MUSKOKA LAKES - It always comes back to zoning in Muskoka Lakes. This time a zoning misunderstanding cost the township $1.6 million.
Six years after buying a portion of the land that used to be Milford Manor, a Brampton-based developer won a lawsuit against the Township of Muskoka Lakes, which allegedly began with inaccurate zoning information.
Alan Furbacher, president of Correct Group, said they tried to settle things amicably with the township outside the courtroom.
“We’re hoping that the settlement will result in good resumed relations with the municipality because prior to this happening we had no issues with the municipality,” Furbacher said.
Currently the developer has no other projects in Muskoka Lakes.
The company, a numbered Ontario company and an affiliate of Correct Group, allegedly planned to improve the nine-hole golf course, as well as create a high-end resort/cottage development on the land, only to find out the zoning, which had been changed a few years earlier, no longer allowed for that kind of development.
The zoning change was requested by the former owner, but never accurately recorded in the township’s schedules.
“It was a long saga and I’m kind of glad it’s come to an end,” Furbacher said.
The settlement cost Muskoka Lakes $1.2 million to pay for damages, plus another $400,000 to buy 21.56 acres of the land.

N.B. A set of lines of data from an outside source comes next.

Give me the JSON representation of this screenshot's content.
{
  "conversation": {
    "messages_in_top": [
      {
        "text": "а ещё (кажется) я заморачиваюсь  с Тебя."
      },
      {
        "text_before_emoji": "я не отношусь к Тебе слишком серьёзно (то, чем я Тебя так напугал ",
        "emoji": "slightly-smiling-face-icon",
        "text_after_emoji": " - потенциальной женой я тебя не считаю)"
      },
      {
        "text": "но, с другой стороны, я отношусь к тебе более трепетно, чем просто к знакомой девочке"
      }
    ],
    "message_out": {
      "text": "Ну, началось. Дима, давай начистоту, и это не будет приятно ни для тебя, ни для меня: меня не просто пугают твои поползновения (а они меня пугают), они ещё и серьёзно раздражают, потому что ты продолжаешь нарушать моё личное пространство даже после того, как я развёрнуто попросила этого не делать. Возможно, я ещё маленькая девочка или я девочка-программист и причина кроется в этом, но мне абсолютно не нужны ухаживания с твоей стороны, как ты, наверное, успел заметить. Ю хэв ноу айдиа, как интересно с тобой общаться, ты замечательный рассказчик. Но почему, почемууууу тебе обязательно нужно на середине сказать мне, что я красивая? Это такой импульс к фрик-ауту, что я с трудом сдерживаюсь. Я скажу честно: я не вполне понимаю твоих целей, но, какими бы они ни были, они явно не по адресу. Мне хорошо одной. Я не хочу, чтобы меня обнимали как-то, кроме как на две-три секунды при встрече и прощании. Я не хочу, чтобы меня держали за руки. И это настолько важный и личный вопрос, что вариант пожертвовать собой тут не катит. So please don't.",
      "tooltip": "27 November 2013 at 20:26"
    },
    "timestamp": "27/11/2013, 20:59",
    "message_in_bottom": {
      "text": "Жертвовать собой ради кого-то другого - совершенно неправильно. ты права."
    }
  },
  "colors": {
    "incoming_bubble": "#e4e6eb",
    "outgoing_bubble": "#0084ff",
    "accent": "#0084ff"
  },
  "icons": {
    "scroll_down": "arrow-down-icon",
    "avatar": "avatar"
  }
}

The land acquisition is part of a global legal settlement.
Muskoka Lakes treasurer Steve Rettie said the money to cover the settlement was accrued in 2011 under “legal - other” in the planning department budget and in a $600,000 purchase for parkland.
Muskoka Lakes now owns most of the golf course except the fourth hole and part of the fifth hole.
Muskoka Lakes CAO Walt Schmid said staff has reconfigured the golf course and installed a new green, so it is back to an operational nine-hole golf course.
Schmid is currently compiling reports to present to council next week on their options of what to do with the land.
“My recommendation to council will be take the time to get some public input and look at this in the long term,” said Schmid.
He suggests the township keeps the golf course running this year while they look into things.
The property still owned by the developer affecting the fourth and fifth holes is residentially zoned waterfront property.
“They can have a dwelling on that property, like any other property on Milford Bay, basically on the waterfront and subject to certain setbacks and coverage,” said Steve Fahner, director of planning for the township.
Furbacher did not say why the company kept that portion of the land, but said they don’t have any plans for the property at this time.